Data about app and page elements

------

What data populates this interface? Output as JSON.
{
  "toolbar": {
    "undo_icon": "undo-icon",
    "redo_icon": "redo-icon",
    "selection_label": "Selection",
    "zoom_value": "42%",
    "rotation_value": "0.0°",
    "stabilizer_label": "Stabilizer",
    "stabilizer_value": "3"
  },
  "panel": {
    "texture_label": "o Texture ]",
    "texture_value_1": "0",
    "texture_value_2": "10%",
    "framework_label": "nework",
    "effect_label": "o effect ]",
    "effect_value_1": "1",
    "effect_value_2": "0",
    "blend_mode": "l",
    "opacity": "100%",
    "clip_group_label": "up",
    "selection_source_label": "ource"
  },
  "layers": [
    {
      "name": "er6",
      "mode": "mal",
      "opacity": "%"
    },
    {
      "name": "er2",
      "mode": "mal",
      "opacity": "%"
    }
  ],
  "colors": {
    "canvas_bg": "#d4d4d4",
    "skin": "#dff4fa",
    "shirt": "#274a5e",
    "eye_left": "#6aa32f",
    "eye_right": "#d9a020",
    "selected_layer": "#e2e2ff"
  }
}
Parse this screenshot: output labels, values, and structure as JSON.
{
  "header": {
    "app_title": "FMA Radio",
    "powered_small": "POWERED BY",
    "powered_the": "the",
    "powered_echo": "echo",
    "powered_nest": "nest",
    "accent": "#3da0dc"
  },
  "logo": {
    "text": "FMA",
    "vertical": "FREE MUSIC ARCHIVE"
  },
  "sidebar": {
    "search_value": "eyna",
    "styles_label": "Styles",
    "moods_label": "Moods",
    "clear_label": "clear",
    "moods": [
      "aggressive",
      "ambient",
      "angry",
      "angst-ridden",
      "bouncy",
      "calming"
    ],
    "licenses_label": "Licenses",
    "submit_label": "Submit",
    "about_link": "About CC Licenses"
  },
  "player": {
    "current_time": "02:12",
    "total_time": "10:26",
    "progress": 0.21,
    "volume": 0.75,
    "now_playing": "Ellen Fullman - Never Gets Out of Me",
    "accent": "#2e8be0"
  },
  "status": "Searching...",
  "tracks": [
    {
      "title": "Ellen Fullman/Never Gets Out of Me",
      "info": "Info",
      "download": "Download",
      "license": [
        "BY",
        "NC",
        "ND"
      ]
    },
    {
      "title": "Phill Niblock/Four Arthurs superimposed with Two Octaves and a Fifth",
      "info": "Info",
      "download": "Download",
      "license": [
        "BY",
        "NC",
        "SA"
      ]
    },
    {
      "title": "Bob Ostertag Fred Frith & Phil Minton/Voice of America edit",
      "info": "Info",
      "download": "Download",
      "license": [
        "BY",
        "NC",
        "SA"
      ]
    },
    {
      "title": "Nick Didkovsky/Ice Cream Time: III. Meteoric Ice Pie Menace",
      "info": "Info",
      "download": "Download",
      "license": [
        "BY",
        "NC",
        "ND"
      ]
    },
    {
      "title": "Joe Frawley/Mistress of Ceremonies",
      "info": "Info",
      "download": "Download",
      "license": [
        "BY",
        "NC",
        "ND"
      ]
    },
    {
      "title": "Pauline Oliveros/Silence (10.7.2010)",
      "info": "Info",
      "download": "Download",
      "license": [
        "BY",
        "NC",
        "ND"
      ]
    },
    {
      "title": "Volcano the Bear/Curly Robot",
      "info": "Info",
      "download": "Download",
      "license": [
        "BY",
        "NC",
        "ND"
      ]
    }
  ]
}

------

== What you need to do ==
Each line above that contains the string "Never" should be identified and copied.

== Completed task ==
    "now_playing": "Ellen Fullman - Never Gets Out of Me",
      "title": "Ellen Fullman/Never Gets Out of Me",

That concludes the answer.